Iraq Turns to UN for Help as Islamic State Seizes Low-Grade UraniumWorld | July 10, 2014, Thursday // 12:46| views
The Islamic State, a Sunni militant group, has gained control of territories in Iraq and Syria, where it has declared the establishment of a "Caliphate". Photo by EPA/BGNES
Baghdad authorities have asked for international help after Sunni insurgents controlling parts of the country seized radioactive materials used for scientific research.

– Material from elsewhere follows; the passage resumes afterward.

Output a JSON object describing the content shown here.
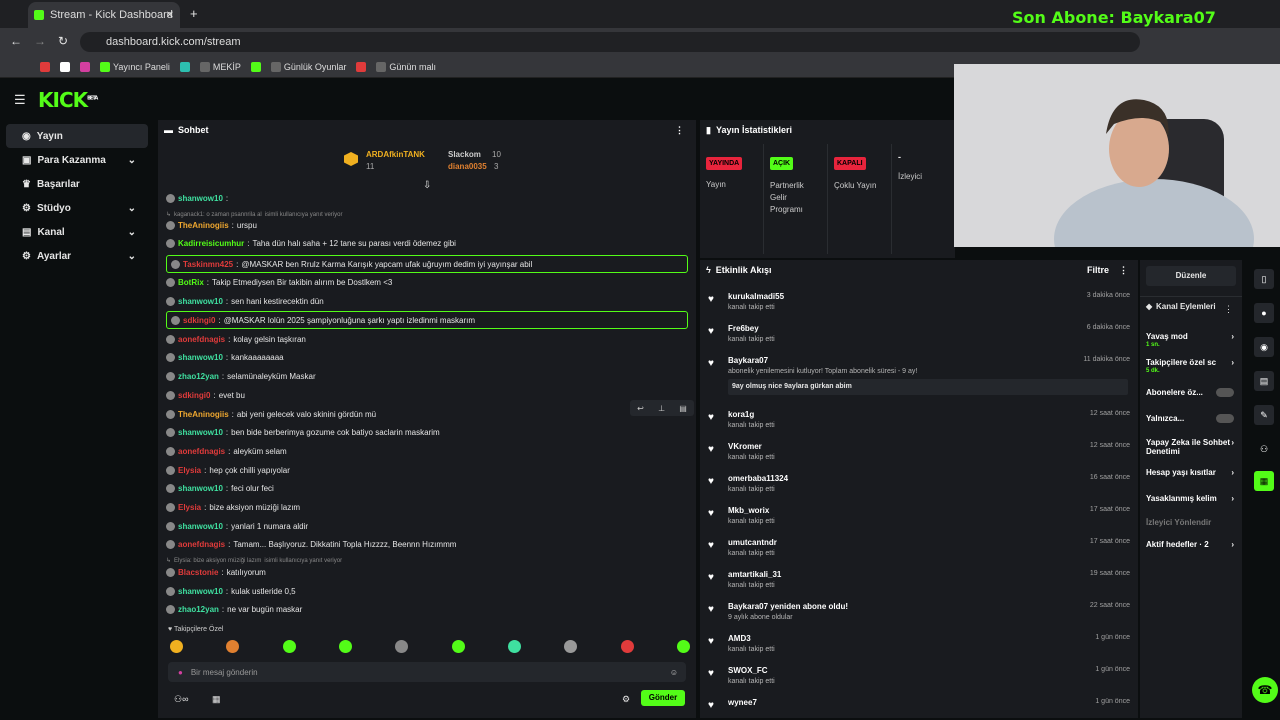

Led by the Islamic State (formerly known as ISIS), militants have stolen 40 kg of uranium from the university in Iraq's second-largest city Mosul, which fell into insurgent hands in early June as part of their offensive across the country and in neighboring Syria.
A letter to the United Nations quoted by the BBC calls on the international community to help "stave off the threat of [the seized uranium]'s use by terrorists in Iraq and abroad.
The UN's International Atomic Energy Agency (IAEA) sees no significant "safety, security or nuclear proliferation risk" posed by the rebels' action and believes the uranium was not enriched.
It however considers the "loss of regulatory control" over such materials to be "a cause of concern".
The Islamic State aims to expand what it calls a "Caliphate" in territories it has managed to seize in Iraq and Syria.
Over the past weeks it has taken over a number of towns and cities in both countries despite efforts by governments in Baghdad and Damascus to drive them off.
In the turmoil created by the advance and gains of the Sunni militants, Iraqi Kurdistan President Massoud Barzani has called on the region's parliament to draft a referendum on independence from Iraq.
Iraqi Prime Minister Nouri al-Maliki was quoted by Al-Jazeera as saying in response that the regional capital Erbil is becoming an operational base for the Sunni fighters.
Washington in other countries have been trying to press Maliki into creating a new government including representatives of three major groups in Iraq (Shia, Sunni, Kurdish representatives) to ease down tensions.